What is the meaning of 'rescuing the company' in terms of the new Companies Act?
According to the wording used in the new companies act, ‘rescuing the company’ means achieving the goals set out in the definition of “business rescue”. It accordingly has two goals: a primary goal, which is to facilitate the continued existence of the company on an solvent basis or, a secondary goal, in case the first fails, is to achieve a better return for the creditors or shareholders of the company than would result from immediate liquidation of the company.
The question that arises is can a business rescue plan succeed where the proposed plan provides for the secondary goal only. In other words, whether the requirement of ‘rescuing the company’ is satisfied where it is clear that the company can never be saved from immediate liquidation and that the only hope is for a better return than that which would result from liquidation.
In Australia it is accepted, that recourse to the rescue provisions of that country’s corporations act – which are not dissimilar in wording to our business rescue provisions – need not necessarily be to save the company from liquidation. The dictionary meaning of ‘rescue’ and ‘rehabilitate’ both of which convey the notion of a return or restoration to a normal healthy state.
The court found in the case of Oakdene Square Properties and others vs Nedbank and others that the relevant sections of the new companies act provides that ‘business rescue’ means to facilitate ‘rehabilitation’, which in turn means the achievement of one of two goals: to return the company to solvency, or to provide a better return for creditors and shareholders. The court found that the achievement of any one of the two goals would qualify as ‘business rescue’.

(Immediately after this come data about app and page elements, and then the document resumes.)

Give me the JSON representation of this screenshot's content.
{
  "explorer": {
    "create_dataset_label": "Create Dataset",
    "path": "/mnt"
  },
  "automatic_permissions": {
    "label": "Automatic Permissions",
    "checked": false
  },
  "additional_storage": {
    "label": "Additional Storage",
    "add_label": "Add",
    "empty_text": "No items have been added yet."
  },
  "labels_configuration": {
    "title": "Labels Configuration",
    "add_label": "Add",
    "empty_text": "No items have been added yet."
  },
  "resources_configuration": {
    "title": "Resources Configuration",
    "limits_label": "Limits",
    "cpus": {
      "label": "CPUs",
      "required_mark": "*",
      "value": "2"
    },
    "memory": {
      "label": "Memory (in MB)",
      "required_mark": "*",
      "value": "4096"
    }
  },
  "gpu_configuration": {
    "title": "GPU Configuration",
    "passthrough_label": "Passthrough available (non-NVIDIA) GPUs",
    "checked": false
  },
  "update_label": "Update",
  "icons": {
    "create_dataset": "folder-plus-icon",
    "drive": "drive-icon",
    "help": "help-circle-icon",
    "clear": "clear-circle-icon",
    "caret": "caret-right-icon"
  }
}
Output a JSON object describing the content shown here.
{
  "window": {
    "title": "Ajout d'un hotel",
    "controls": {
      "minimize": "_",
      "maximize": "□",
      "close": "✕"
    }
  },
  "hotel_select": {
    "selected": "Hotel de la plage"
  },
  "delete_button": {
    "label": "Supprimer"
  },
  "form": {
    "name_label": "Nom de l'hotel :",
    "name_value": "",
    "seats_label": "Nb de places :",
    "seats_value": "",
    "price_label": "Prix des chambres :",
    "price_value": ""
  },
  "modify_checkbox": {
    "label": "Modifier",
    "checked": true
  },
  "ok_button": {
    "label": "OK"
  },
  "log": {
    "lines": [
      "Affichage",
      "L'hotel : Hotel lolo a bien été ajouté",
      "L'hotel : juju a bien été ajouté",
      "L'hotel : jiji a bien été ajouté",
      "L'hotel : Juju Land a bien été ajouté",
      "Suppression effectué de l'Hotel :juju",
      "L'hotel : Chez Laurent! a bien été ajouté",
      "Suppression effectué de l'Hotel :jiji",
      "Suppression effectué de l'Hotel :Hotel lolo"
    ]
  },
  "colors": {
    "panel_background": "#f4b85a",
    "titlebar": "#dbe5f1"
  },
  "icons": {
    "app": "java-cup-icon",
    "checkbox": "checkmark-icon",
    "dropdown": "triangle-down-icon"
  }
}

The Court raised the rhetoric questions: why, as a matter of common sense and policy, should this be so? Why should a company not be temporarily protected against claims of creditors if that will allow the sale of the business as a going concern at optimum value, in order to give creditors and shareholders a better return than would result from liquidation? Academic writers have suggested that this insistence on an eventual return to solvency was one of the reasons why the institution of judicial management under the old companies act turned out to be an ‘abject failure’ The court found that it can be accepted with confidence that the legislature did not intend to repeat the mistakes of the past.